Masculinities and Peacebuilding Agency in Ambon and Aceh
Fiqh Vredian – 15 Jan 2018
The dean of the Faculty of Cultural Science, Universitas Gadjah Mada, Dr Wening Udasmoro made a presentation about the role of male religious and cultural leaders in preventing communal conflict in Aceh and Ambon at CRCS-ICRS Wednesday Forum on November 22, 2017. Realizing gender inequalities in conflict resolution process, Wening was stimulated to depart from most previous studies associating men and masculinities with war, conflict, and violence. Following R.W. Connell placing masculinity as the patterns of practice engaged predominantly by men (despite women having a considerable role in making it), she was attracted to discuss why when we talk about peace-building process, the position of man is very crucial.
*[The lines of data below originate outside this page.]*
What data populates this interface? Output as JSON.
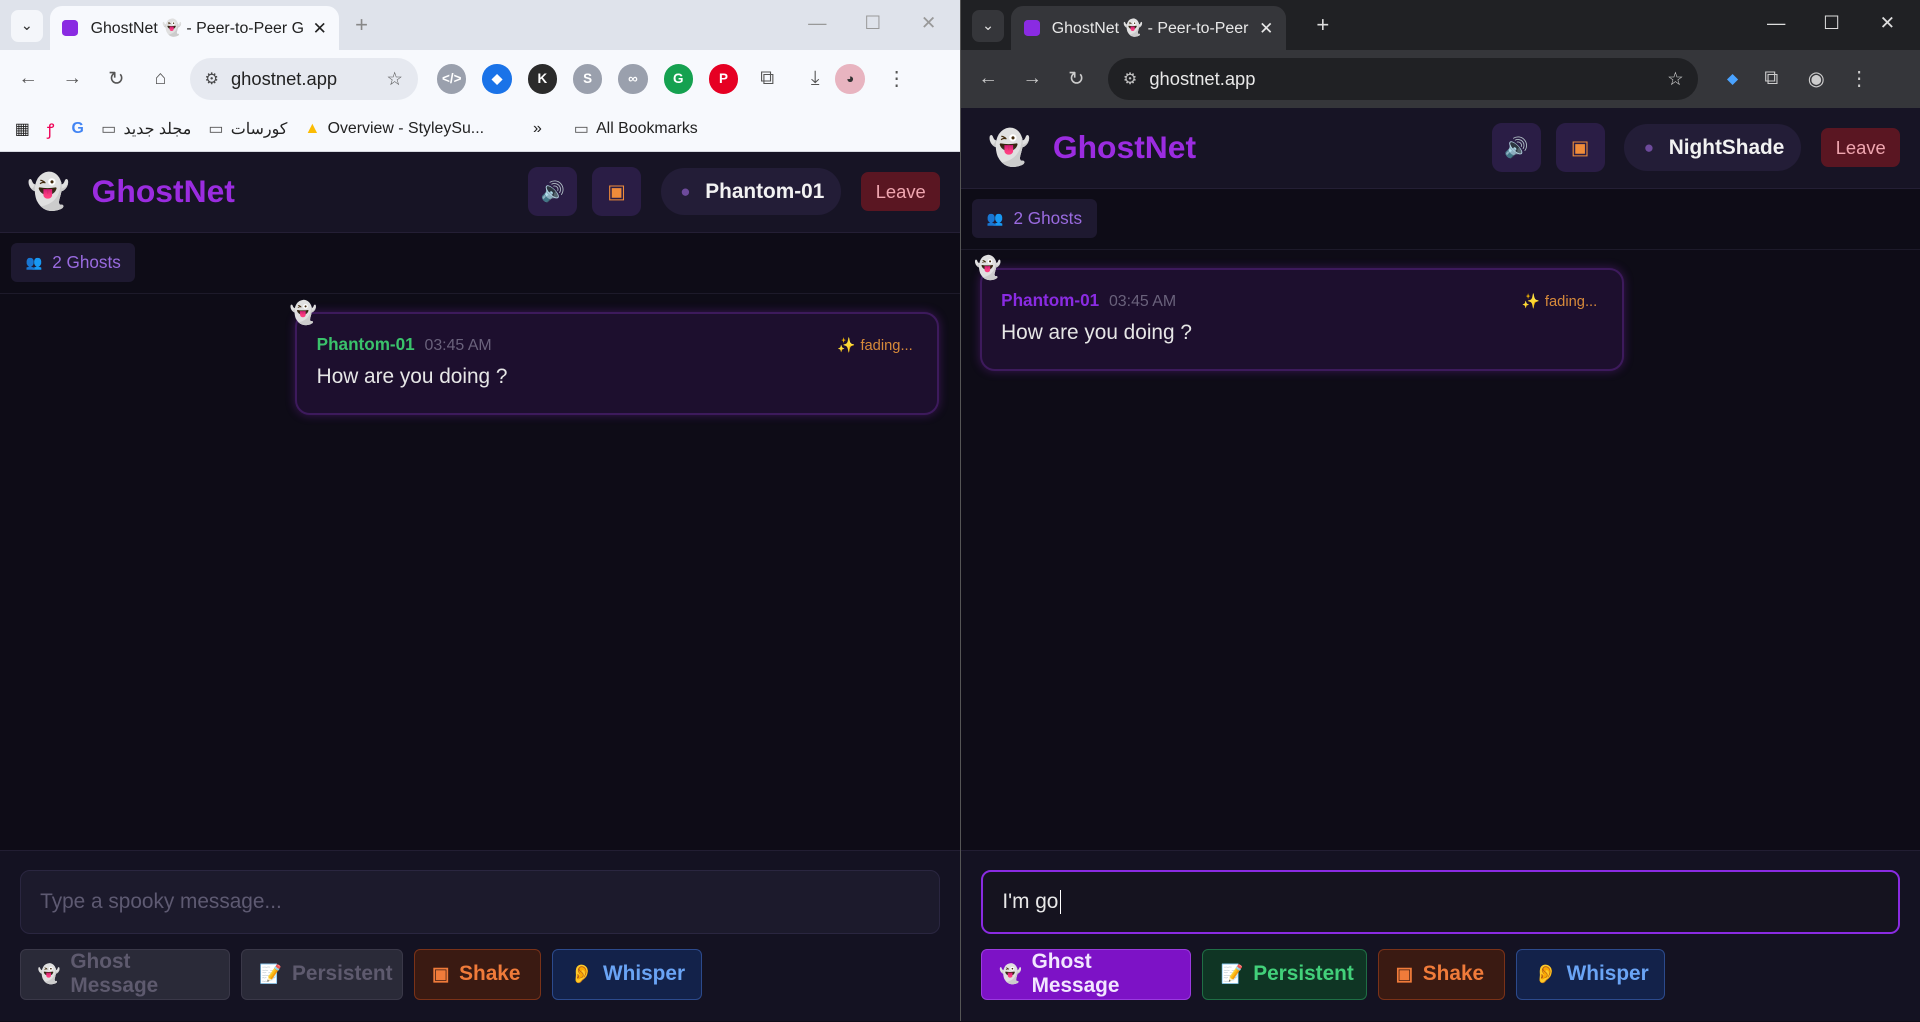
{
  "left": {
    "tab_title": "GhostNet 👻 - Peer-to-Peer Gh",
    "url": "ghostnet.app",
    "bookmarks": [
      "مجلد جديد",
      "كورسات",
      "Overview - StyleySu...",
      "All Bookmarks"
    ],
    "app_title": "GhostNet",
    "user": "Phantom-01",
    "leave": "Leave",
    "ghost_count": "2 Ghosts",
    "message": {
      "author": "Phantom-01",
      "time": "03:45 AM",
      "status": "fading...",
      "text": "How are you doing ?"
    },
    "input_placeholder": "Type a spooky message...",
    "buttons": {
      "ghost": "Ghost Message",
      "persistent": "Persistent",
      "shake": "Shake",
      "whisper": "Whisper"
    }
  },
  "right": {
    "tab_title": "GhostNet 👻 - Peer-to-Peer Gh",
    "url": "ghostnet.app",
    "app_title": "GhostNet",
    "user": "NightShade",
    "leave": "Leave",
    "ghost_count": "2 Ghosts",
    "message": {
      "author": "Phantom-01",
      "time": "03:45 AM",
      "status": "fading...",
      "text": "How are you doing ?"
    },
    "input_value": "I'm go",
    "buttons": {
      "ghost": "Ghost Message",
      "persistent": "Persistent",
      "shake": "Shake",
      "whisper": "Whisper"
    }
  },
  "colors": {
    "accent": "#9b2ce0",
    "author": "#3ac26b",
    "background": "#0e0c17"
  }
}
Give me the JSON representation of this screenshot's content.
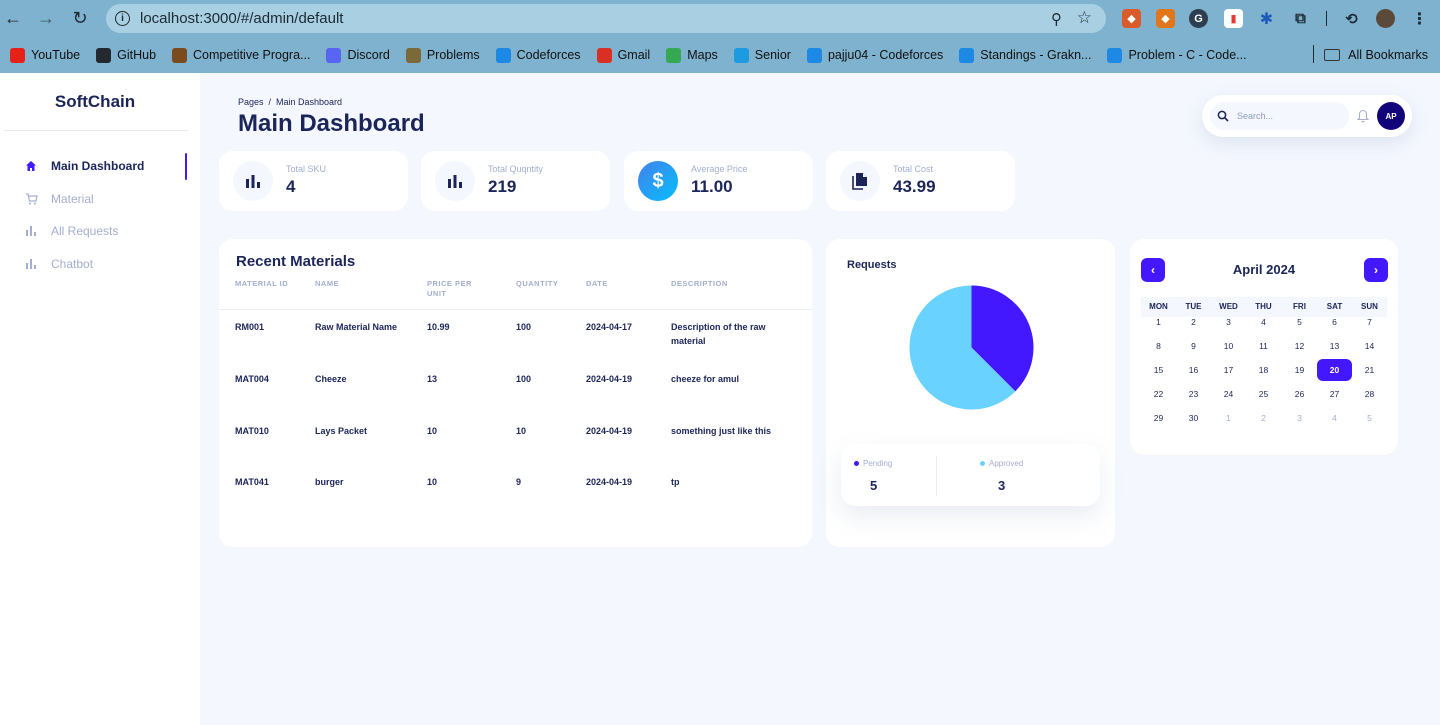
{
  "browser": {
    "url": "localhost:3000/#/admin/default",
    "bookmarks": [
      {
        "label": "YouTube",
        "color": "#e62117"
      },
      {
        "label": "GitHub",
        "color": "#24292f"
      },
      {
        "label": "Competitive Progra...",
        "color": "#7a4b21"
      },
      {
        "label": "Discord",
        "color": "#5865f2"
      },
      {
        "label": "Problems",
        "color": "#7a6a3a"
      },
      {
        "label": "Codeforces",
        "color": "#1e88e5"
      },
      {
        "label": "Gmail",
        "color": "#d93025"
      },
      {
        "label": "Maps",
        "color": "#34a853"
      },
      {
        "label": "Senior",
        "color": "#1e9be0"
      },
      {
        "label": "pajju04 - Codeforces",
        "color": "#1e88e5"
      },
      {
        "label": "Standings - Grakn...",
        "color": "#1e88e5"
      },
      {
        "label": "Problem - C - Code...",
        "color": "#1e88e5"
      }
    ],
    "all_bookmarks": "All Bookmarks"
  },
  "sidebar": {
    "brand": "SoftChain",
    "items": [
      {
        "label": "Main Dashboard",
        "icon": "home-icon"
      },
      {
        "label": "Material",
        "icon": "cart-icon"
      },
      {
        "label": "All Requests",
        "icon": "bar-chart-icon"
      },
      {
        "label": "Chatbot",
        "icon": "bar-chart-icon"
      }
    ]
  },
  "header": {
    "breadcrumb": "Pages  /  Main Dashboard",
    "title": "Main Dashboard",
    "search_placeholder": "Search...",
    "avatar_initials": "AP"
  },
  "stats": [
    {
      "label": "Total SKU",
      "value": "4",
      "icon": "bar-chart-icon"
    },
    {
      "label": "Total Quqntity",
      "value": "219",
      "icon": "bar-chart-icon"
    },
    {
      "label": "Average Price",
      "value": "11.00",
      "icon": "dollar-icon"
    },
    {
      "label": "Total Cost",
      "value": "43.99",
      "icon": "document-icon"
    }
  ],
  "materials": {
    "title": "Recent Materials",
    "columns": [
      "MATERIAL ID",
      "NAME",
      "PRICE PER UNIT",
      "QUANTITY",
      "DATE",
      "DESCRIPTION"
    ],
    "rows": [
      [
        "RM001",
        "Raw Material Name",
        "10.99",
        "100",
        "2024-04-17",
        "Description of the raw material"
      ],
      [
        "MAT004",
        "Cheeze",
        "13",
        "100",
        "2024-04-19",
        "cheeze for amul"
      ],
      [
        "MAT010",
        "Lays Packet",
        "10",
        "10",
        "2024-04-19",
        "something just like this"
      ],
      [
        "MAT041",
        "burger",
        "10",
        "9",
        "2024-04-19",
        "tp"
      ]
    ]
  },
  "requests": {
    "title": "Requests",
    "pending_label": "Pending",
    "pending_value": "5",
    "approved_label": "Approved",
    "approved_value": "3",
    "pending_color": "#6ad2ff",
    "approved_color": "#4318ff"
  },
  "chart_data": {
    "type": "pie",
    "title": "Requests",
    "categories": [
      "Pending",
      "Approved"
    ],
    "values": [
      5,
      3
    ],
    "colors": [
      "#6ad2ff",
      "#4318ff"
    ]
  },
  "calendar": {
    "title": "April 2024",
    "weekdays": [
      "MON",
      "TUE",
      "WED",
      "THU",
      "FRI",
      "SAT",
      "SUN"
    ],
    "weeks": [
      [
        "1",
        "2",
        "3",
        "4",
        "5",
        "6",
        "7"
      ],
      [
        "8",
        "9",
        "10",
        "11",
        "12",
        "13",
        "14"
      ],
      [
        "15",
        "16",
        "17",
        "18",
        "19",
        "20",
        "21"
      ],
      [
        "22",
        "23",
        "24",
        "25",
        "26",
        "27",
        "28"
      ],
      [
        "29",
        "30",
        "1",
        "2",
        "3",
        "4",
        "5"
      ]
    ],
    "selected": "20"
  }
}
Through fieldwork in two villages, Wayame in Ambon and Tanoeh Anoe in Aceh, she analyzed a configuration of agency emerging from men using their masculinities at the grassroots level to strategically foster peacebuilding and prevent violent conflict.
Dr Udasmoro demonstrated that in Wayame, the only village which was not affected by deadly communal conflict in Ambon in the end of Soeharto’s regime, there was the “team twenty” as a guardian of peace. The team contained twenty religious and cultural elder leaders coming equally from both Muslims and Christians. As a self intra-community management, the team managed “the politics of isolation” in Wayame for controlling their community members and disciplining trouble makers in their village. Various mechanisms to eradicate the factors of violent conflict were implemented, such as withstanding rumors, avoiding harsh languages related to other religions, and banning weapons and alcohol. Besides, there was a rule that residents participating in the conflict would not be permitted to return to Wayame, and if they were killed, their bodies were not allowed to be entered and buried in the village. The team also prohibited residents to bring the national newspapers circulating bombastic news and instead spread local newspapers coming from peace journalist alliance delivering peace-fostering narratives in Ambon.
In the case of Aceh, when there were many violences and damages in Idi Rayeuk district as a result of the clash between the Indonesian military sent by the Megawati administration and the Free Aceh Movement (Gerakan Aceh Merdeka/GAM), Tanoeh Anoe was the only village which was free from violence and became a shelter for other villagers. Based on Udasmoro’s observation, there were two kinds of men’s agency practicing “surrendering strategy” in the Tanoeh Anoe case. The first was acted by Keuchik Riswandi and Tengku Abdul Hamid. Rather than commanding the community to attack the military post, Keuchik (the head of village) Riswandi, who was highly respected and listened by residents, through non-violent efforts, frequently liberated many suspected GAM members arrested by the military, even he sold his house to redeem them. Tengku Abdul Hamid protected many GAM members chased by military in his house which was not attacked because it had function as a mosque also. The second was the ordinary men agency orchestrated by Ormas Raya, an organization of ex-GAM frontier members that realized that what they struggled turned out to be in the interest of GAM elites who pursued governmental position. Feeling disappointed, Ormas Raya members took initiatives by economically empowering ex-GAM members in order to not go back as robbers or pirates, helping widows of killed GAM members, and funding their children to study in the school.
Udasmoro found that there are different exercises of masculinities in those two best practices of grassroots peacebuilding. While in Wayame, Ambon, the collective realization of peace could only be kept by disciplining practices such as giving punishment, in Tanoeh Anoe, Aceh, masculine symbols of macho, strength, and the likes were abandoned. Udasmoro pointed out some kind of paradox in the case of Wayame: they prevented violence by reproducing another violence, such as punishing rule-breakers by beating them. In the case of Tanoeh Anoe, facing the greater military power, the surrendering strategy with the voluntary subordination of masculinity was an effective approach for preventing violent conflict. This strategy was not easy considering for a long time there had been intense desire and pride among Aceh men, especially from the lower socio-economic classes, to fight and bear arms against the Indonesian military.
During the Q&A session, a participant asked about whether masculinity in her explanation applies only to men. Udasmoro answered giving the example of Inong Balee, the women wing of GAM. Most of Inong Balee members wanted to be like Cut Nyak Dhien, the woman hero fighting in a guerrilla war against the Dutch in Aceh. The narrative transferred to them about Cut Nyak Dhien was about masculinities of strong men and women attacking by weapon the colonizers, which during the GAM era was projected to the Indonesian state.